▶ **About this task**:
The entries shown below are to be printed in full, unaltered.

▶ **Records shown**:
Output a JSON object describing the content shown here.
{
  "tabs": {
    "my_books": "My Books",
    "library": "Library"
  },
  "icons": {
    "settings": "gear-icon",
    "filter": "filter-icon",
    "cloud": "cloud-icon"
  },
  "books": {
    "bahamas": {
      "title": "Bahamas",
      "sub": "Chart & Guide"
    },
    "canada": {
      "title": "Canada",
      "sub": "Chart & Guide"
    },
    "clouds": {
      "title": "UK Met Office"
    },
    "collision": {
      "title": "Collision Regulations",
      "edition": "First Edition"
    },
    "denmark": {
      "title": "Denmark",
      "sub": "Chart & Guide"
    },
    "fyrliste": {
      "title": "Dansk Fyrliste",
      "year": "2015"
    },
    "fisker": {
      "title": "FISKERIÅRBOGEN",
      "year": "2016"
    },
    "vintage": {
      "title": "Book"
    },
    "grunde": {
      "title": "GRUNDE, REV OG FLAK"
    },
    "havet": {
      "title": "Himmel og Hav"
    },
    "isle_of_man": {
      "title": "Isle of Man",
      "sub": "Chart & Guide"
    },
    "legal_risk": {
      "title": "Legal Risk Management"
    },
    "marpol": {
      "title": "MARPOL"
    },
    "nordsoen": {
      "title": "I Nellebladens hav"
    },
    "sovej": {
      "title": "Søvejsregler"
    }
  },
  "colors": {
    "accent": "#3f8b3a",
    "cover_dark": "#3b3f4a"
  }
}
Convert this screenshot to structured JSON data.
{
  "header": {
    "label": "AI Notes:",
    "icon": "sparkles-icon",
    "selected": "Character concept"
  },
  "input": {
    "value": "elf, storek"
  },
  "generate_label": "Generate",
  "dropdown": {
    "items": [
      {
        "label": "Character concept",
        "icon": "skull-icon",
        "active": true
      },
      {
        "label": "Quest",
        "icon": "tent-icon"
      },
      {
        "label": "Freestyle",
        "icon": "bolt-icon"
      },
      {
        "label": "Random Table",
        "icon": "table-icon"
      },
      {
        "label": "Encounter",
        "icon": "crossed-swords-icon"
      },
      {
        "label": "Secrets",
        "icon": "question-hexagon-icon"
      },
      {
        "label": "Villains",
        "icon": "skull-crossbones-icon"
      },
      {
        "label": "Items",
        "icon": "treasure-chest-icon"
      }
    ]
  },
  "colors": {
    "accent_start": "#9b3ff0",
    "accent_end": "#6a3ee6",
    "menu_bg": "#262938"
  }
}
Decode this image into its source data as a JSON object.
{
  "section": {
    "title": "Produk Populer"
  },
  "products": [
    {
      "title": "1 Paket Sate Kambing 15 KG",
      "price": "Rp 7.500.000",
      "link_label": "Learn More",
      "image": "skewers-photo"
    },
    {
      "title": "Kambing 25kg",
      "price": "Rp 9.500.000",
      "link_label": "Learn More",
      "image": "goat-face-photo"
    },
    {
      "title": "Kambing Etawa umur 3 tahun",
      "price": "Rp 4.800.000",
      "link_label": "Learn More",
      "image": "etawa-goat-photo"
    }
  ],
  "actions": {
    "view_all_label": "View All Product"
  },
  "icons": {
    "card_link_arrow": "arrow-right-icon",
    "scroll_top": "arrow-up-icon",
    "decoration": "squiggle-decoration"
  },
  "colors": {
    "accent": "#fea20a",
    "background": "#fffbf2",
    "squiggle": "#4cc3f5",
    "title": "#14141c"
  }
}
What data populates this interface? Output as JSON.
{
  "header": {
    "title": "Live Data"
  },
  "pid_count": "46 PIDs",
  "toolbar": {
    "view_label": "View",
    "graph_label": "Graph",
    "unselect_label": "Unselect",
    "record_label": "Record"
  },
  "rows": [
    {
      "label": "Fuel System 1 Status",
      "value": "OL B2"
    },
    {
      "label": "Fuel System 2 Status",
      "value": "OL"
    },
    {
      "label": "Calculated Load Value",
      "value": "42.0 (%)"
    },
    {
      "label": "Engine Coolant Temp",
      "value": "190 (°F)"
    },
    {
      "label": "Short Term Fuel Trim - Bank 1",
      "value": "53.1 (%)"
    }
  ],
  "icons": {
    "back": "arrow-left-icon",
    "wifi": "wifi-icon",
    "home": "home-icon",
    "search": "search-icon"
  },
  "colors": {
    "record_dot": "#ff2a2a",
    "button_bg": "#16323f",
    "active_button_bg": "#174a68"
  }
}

▶ **Task solution**:
Output a JSON object describing the content shown here.
{
  "tabs": {
    "my_books": "My Books",
    "library": "Library"
  },
  "icons": {
    "settings": "gear-icon",
    "filter": "filter-icon",
    "cloud": "cloud-icon"
  },
  "books": {
    "bahamas": {
      "title": "Bahamas",
      "sub": "Chart & Guide"
    },
    "canada": {
      "title": "Canada",
      "sub": "Chart & Guide"
    },
    "clouds": {
      "title": "UK Met Office"
    },
    "collision": {
      "title": "Collision Regulations",
      "edition": "First Edition"
    },
    "denmark": {
      "title": "Denmark",
      "sub": "Chart & Guide"
    },
    "fyrliste": {
      "title": "Dansk Fyrliste",
      "year": "2015"
    },
    "fisker": {
      "title": "FISKERIÅRBOGEN",
      "year": "2016"
    },
    "vintage": {
      "title": "Book"
    },
    "grunde": {
      "title": "GRUNDE, REV OG FLAK"
    },
    "havet": {
      "title": "Himmel og Hav"
    },
    "isle_of_man": {
      "title": "Isle of Man",
      "sub": "Chart & Guide"
    },
    "legal_risk": {
      "title": "Legal Risk Management"
    },
    "marpol": {
      "title": "MARPOL"
    },
    "nordsoen": {
      "title": "I Nellebladens hav"
    },
    "sovej": {
      "title": "Søvejsregler"
    }
  },
  "colors": {
    "accent": "#3f8b3a",
    "cover_dark": "#3b3f4a"
  }
}
Convert this screenshot to structured JSON data.
{
  "header": {
    "label": "AI Notes:",
    "icon": "sparkles-icon",
    "selected": "Character concept"
  },
  "input": {
    "value": "elf, storek"
  },
  "generate_label": "Generate",
  "dropdown": {
    "items": [
      {
        "label": "Character concept",
        "icon": "skull-icon",
        "active": true
      },
      {
        "label": "Quest",
        "icon": "tent-icon"
      },
      {
        "label": "Freestyle",
        "icon": "bolt-icon"
      },
      {
        "label": "Random Table",
        "icon": "table-icon"
      },
      {
        "label": "Encounter",
        "icon": "crossed-swords-icon"
      },
      {
        "label": "Secrets",
        "icon": "question-hexagon-icon"
      },
      {
        "label": "Villains",
        "icon": "skull-crossbones-icon"
      },
      {
        "label": "Items",
        "icon": "treasure-chest-icon"
      }
    ]
  },
  "colors": {
    "accent_start": "#9b3ff0",
    "accent_end": "#6a3ee6",
    "menu_bg": "#262938"
  }
}
Decode this image into its source data as a JSON object.
{
  "section": {
    "title": "Produk Populer"
  },
  "products": [
    {
      "title": "1 Paket Sate Kambing 15 KG",
      "price": "Rp 7.500.000",
      "link_label": "Learn More",
      "image": "skewers-photo"
    },
    {
      "title": "Kambing 25kg",
      "price": "Rp 9.500.000",
      "link_label": "Learn More",
      "image": "goat-face-photo"
    },
    {
      "title": "Kambing Etawa umur 3 tahun",
      "price": "Rp 4.800.000",
      "link_label": "Learn More",
      "image": "etawa-goat-photo"
    }
  ],
  "actions": {
    "view_all_label": "View All Product"
  },
  "icons": {
    "card_link_arrow": "arrow-right-icon",
    "scroll_top": "arrow-up-icon",
    "decoration": "squiggle-decoration"
  },
  "colors": {
    "accent": "#fea20a",
    "background": "#fffbf2",
    "squiggle": "#4cc3f5",
    "title": "#14141c"
  }
}
What data populates this interface? Output as JSON.
{
  "header": {
    "title": "Live Data"
  },
  "pid_count": "46 PIDs",
  "toolbar": {
    "view_label": "View",
    "graph_label": "Graph",
    "unselect_label": "Unselect",
    "record_label": "Record"
  },
  "rows": [
    {
      "label": "Fuel System 1 Status",
      "value": "OL B2"
    },
    {
      "label": "Fuel System 2 Status",
      "value": "OL"
    },
    {
      "label": "Calculated Load Value",
      "value": "42.0 (%)"
    },
    {
      "label": "Engine Coolant Temp",
      "value": "190 (°F)"
    },
    {
      "label": "Short Term Fuel Trim - Bank 1",
      "value": "53.1 (%)"
    }
  ],
  "icons": {
    "back": "arrow-left-icon",
    "wifi": "wifi-icon",
    "home": "home-icon",
    "search": "search-icon"
  },
  "colors": {
    "record_dot": "#ff2a2a",
    "button_bg": "#16323f",
    "active_button_bg": "#174a68"
  }
}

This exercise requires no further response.